That should be the tagline for the Cubs. Put a little TM next to it if you will.
Today was Enrique White's turn to come up with the game-winning hit in the 11th, even if the credit for the game should go to Jim Edmonds who finally gets his payback against his former team with a two-home run performance. The days when your big hitters can't get it done, it's great to depend on these guys. I don't think there's a single Cub fan out there who hasn't jumped behind Edmonds yet despite his prior allegiances.
I've gotta say, whenever you see who's due up for the Cubs at the end of the inning before, there really isn't a list of three players that could make you give up on the inning before it even starts.

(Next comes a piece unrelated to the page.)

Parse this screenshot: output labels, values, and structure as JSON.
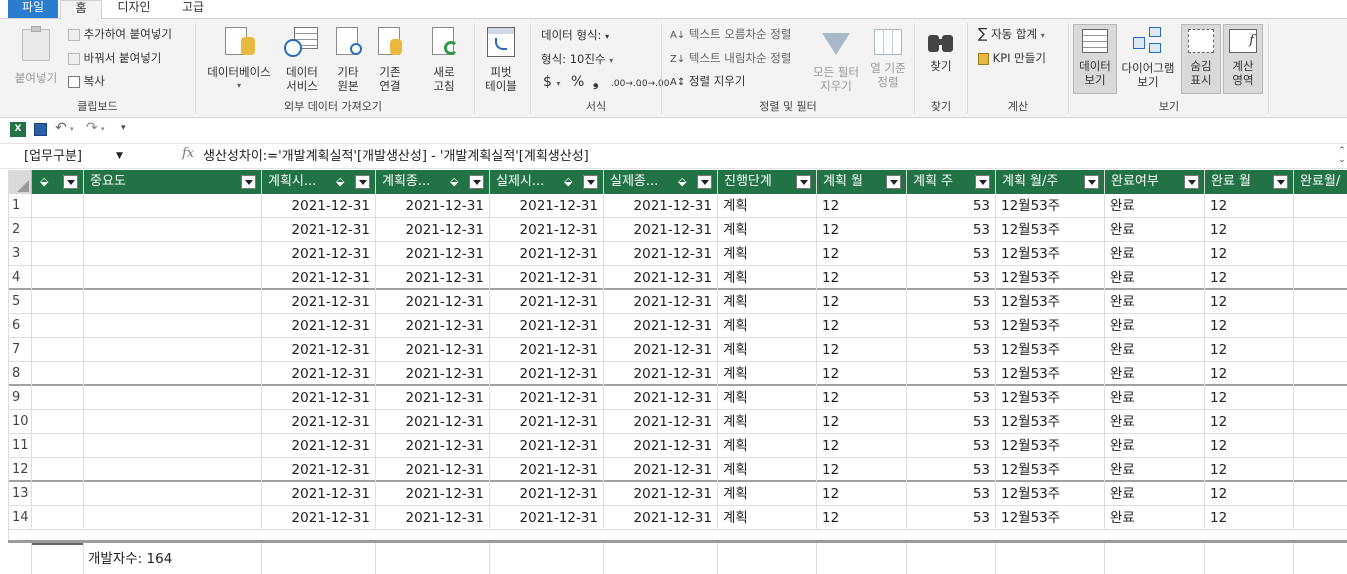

Even though Blanco, Reed Johnson and Mike Fontenot are not among the feared pinch hitters in the game, they certainly make a case for it. Daryle Ward will be lucky if Lou keeps going to him as the number one guy off the bench much longer.
There isn't a whole lot of doubt when you face the St. Louis Cardinals at home and the game goes to extra innings. There are way more relievers on the Cardinals that can cough up the game in a pitch than their are hitters who can end it with a swing of the bat.
Also, gotta credit the defense this afternoon. Alfonso Soriano's arm is like a magnet to the plate. He played Troy Glaus' fly ball beautifully with that running start. Some other heads up plays like the botched suicide attempt and throwing out Albert Pujols trying to steal second like a squirrel running in front of a car.
Lastly, big props to the relief pitching. Carlos Marmol has settled down and so has his ERA around 3.00, Jeff Samardzija continues to build confidence and even, gulp, Bob Howry showed pretty good command in his inning of work. Scott Eyre can stay in Philadelphia, that is until they come to Wrigley where I hope the Cubs get a chance to shell him.
A special shout out goes to Dan Plesac, who is pretty close to dethroning Steve Stone as the most intelligent guy out there talking Chicago baseball. His color commentary this afternoon including the other night at U.S Cellular was way more insightful than hearing about Bob Brenly's sub-mediocre big league career. He's also not afraid of making big statements and he backs them up. If you don't tune in occasionally for Plesac's insight on Comcast Sports Net pre and post game, do it. After all, he's the conductor of the big blue train.